(Medical Xpress)—Men with the metabolic syndrome (MetS), a condition which often leads to cardiovascular, cerebrovascular disease or diabetes, are more likely to incur greater health care costs than women with similar conditions, new research has found.
A new study examined all expenditures across six healthcare services: inpatient, ambulatory care, dental care, traditional Chinese medicine, emergency and contracted pharmacy for 1378 individuals aged from 65 years with the MetS. A number of health risk factors that often occur together, namely abdominal fatness, high blood sugar, abnormal blood fats and high blood pressure make up the MetS.
The study found medical costs were significantly higher for elderly persons with the MetS - especially men, who incurred more than 40 per cent more costs - than those elderly without the MetS characteristics. Women with the MetS incurred almost 20 per cent more costs. For hospital inpatient costs they were nearly three-times higher for men with the MetS and almost 30 per cent higher for women.
The eight-year collaborative study detailed in Gender Medicine involved researchers from Monash University, the National Health Research Institutes, Taiwan and the National Defense Medical Centre, Taiwan.
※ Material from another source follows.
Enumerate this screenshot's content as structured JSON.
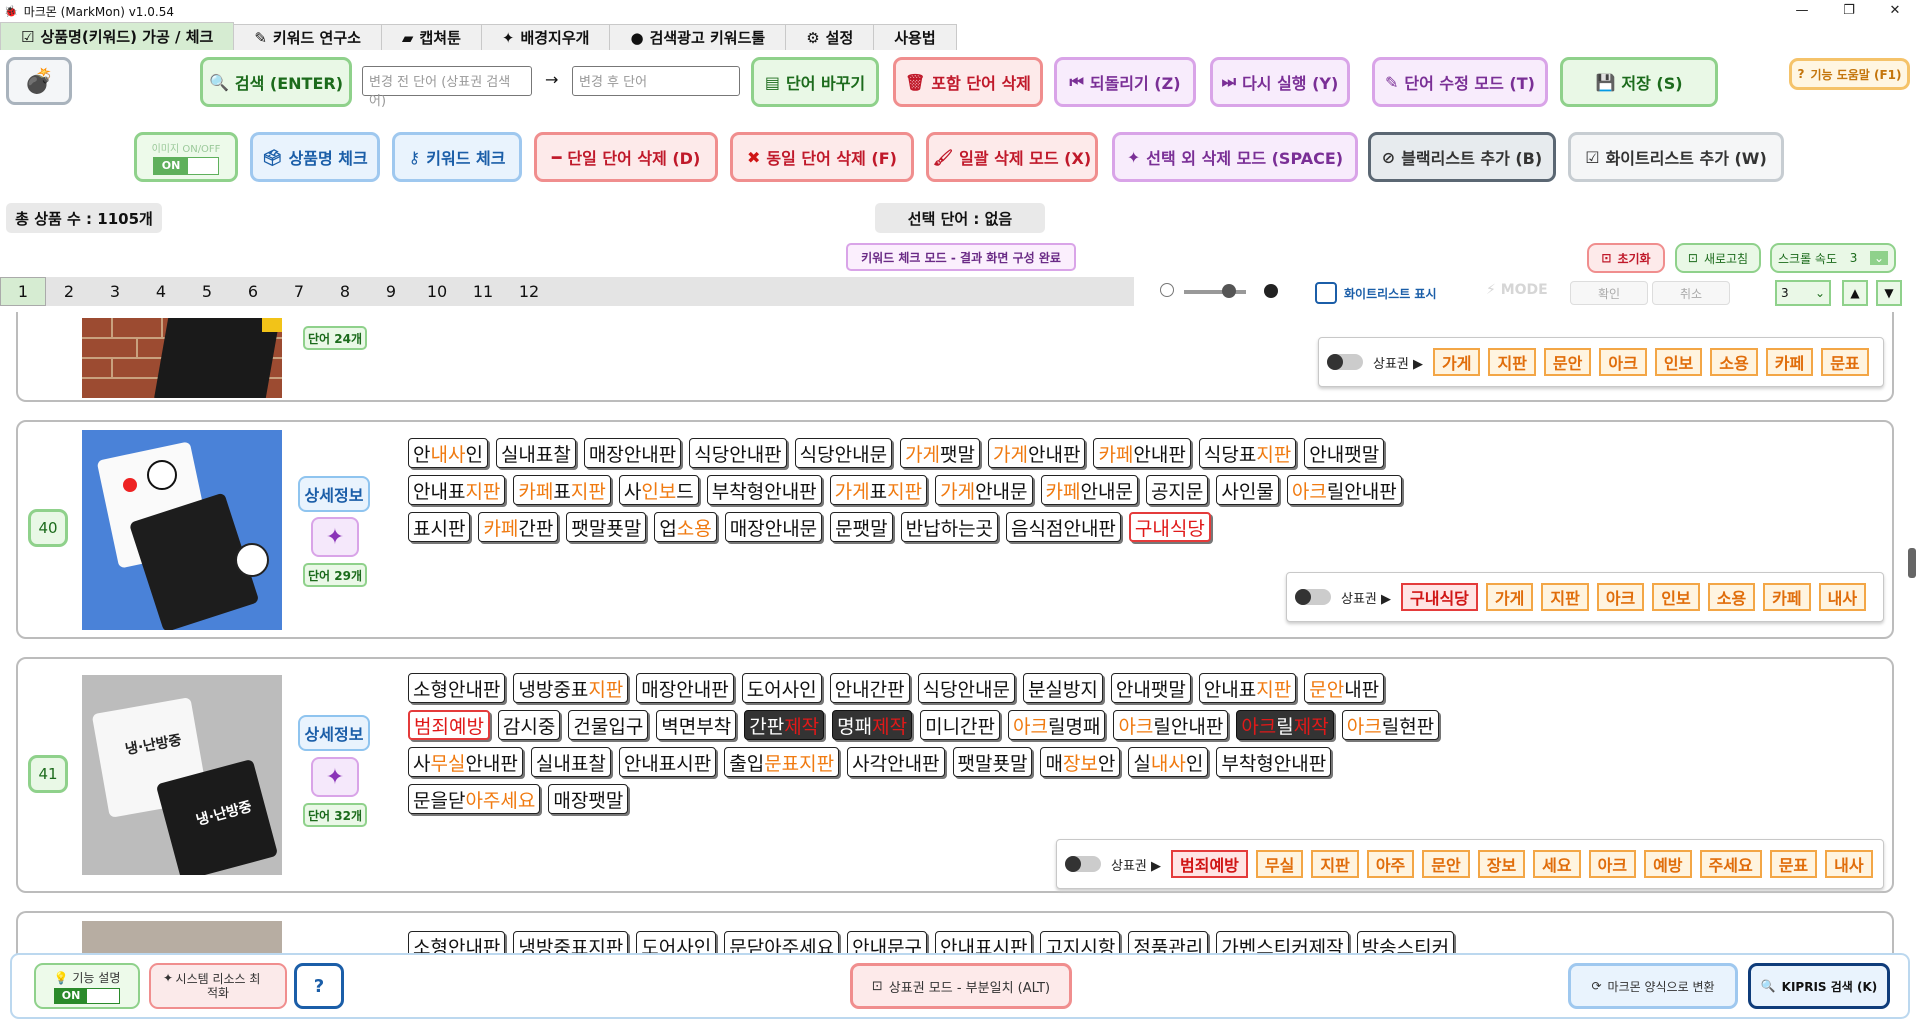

Co-author, Emeritus Professor Mark Wahlqvist from Monash University's Department of Epidemiology and Preventive Medicine and the Monash Asia Institute, said while the MetS doesn't necessarily predict greater mortality in later life, there are clearly higher medical costs especially for elderly men.
"Men with the MetS are more likely to be affected by elevated blood sugar, higher blood pressure and low levels of good cholesterol (HDL) than women," Professor Wahlqvist said.
"The research also found these factors accounted for not only more, but a larger proportion of the medical expenses for men than women, especially for hospitalisation, when they developed the MetS," Professor Wahlqvist said.
While the research was undertaken in Taiwan, Professor Wahlqvist said health planners around the world needed to be aware of the combined impact of age, gender and the MetS on costs for medical services. Similarly, this impact will be felt in the loss of active elders in communities.
"While more and more effective medications are available to deal with the MetS, it is probably far more practical, affordable and sustainable for men to change their personal behaviours, especially smoking, physical inactivity and poor diet to reduce healthcare costs," Professor Wahlqvist said.
"By undertaking better health-seeking behaviour, increased exercise and a varied diet with an emphasis on plant foods such as oatmeal, beans and nuts, and on fish, men would improve their health and, at the same time, reduce medical expenses.
"We need to explore further the basis of this relatively greater cost of men than women to the health care system when they have the MetS."